In traversing a period of national stress our country has been knit together in a closer fellowship of mutual interest and common purpose. We can well be grateful that more and more of our people understand and seek the greater good of the greater number. We can be grateful that selfish purpose of personal gain, at our neighbor’s loss, less strongly asserts itself. We can be grateful that peace at home is strengthened by a growing willingness to common counsel. We can be grateful that our peace with other Nations continues through recognition of our own peaceful purpose. But in our appreciation of the blessings that Divine Providence has bestowed upon us in America, we shall not rejoice as the Pharisee rejoiced. War and strife still live in the world. Rather, must America by example and in practice help to bind the wounds of others, strive against disorder and aggression, encourage the lessening of distrust among peoples and advance peaceful trade and friendship.

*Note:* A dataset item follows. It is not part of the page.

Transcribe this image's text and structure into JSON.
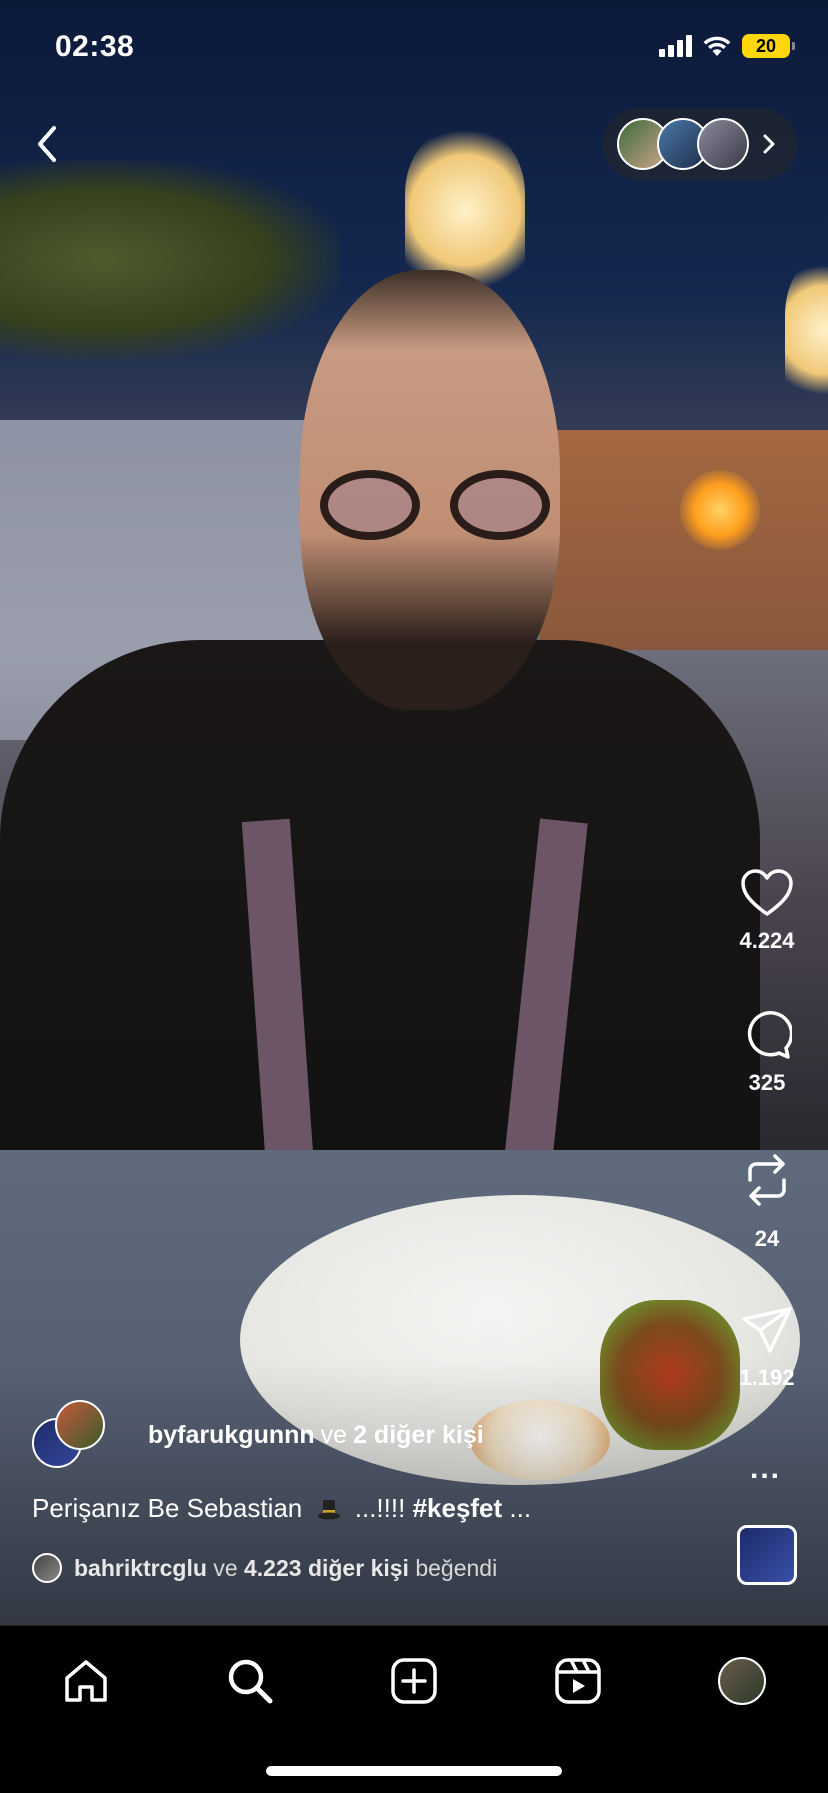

In his last Thanksgiving Proclamation, issued five months before his death, Roosevelt wrote, “Let every man of every creed go to his own version of the Scriptures for a renewed and strengthening contact with those eternal truths and majestic principles which have inspired such measure of true greatness as this nation has achieved.”

FDR did not always rise to meet the challenges of his times, especially when it came to defending civil liberties and advancing civil rights. We take important lessons from his failures. But we also value the progress that was made in his day, with prodding from the likes of A. Philip Randolph and Wendell Willkie. And we value the progress that has made since his day, in the direction of a more perfect union.

No president every was, or ever will be, perfect. Every president has erred. But we have a right and a responsibility to hope that presidents will use their bully pulpits to add what foolish conservatives dismiss as “multicultural pieties” to our language. And that we the people will recognize and embrace those pieties as American values.

We are descended from migrants and refugees and immigrants—and from those who welcomed our ancestors to this land. We are still arriving. We are still, at our best, welcoming. This is who we are as Americans. The measures of our greatness are found in a history of respecting diversity as a source of strength, and in the honest expectation that our leaders will “work on behalf of all of us. All of us.”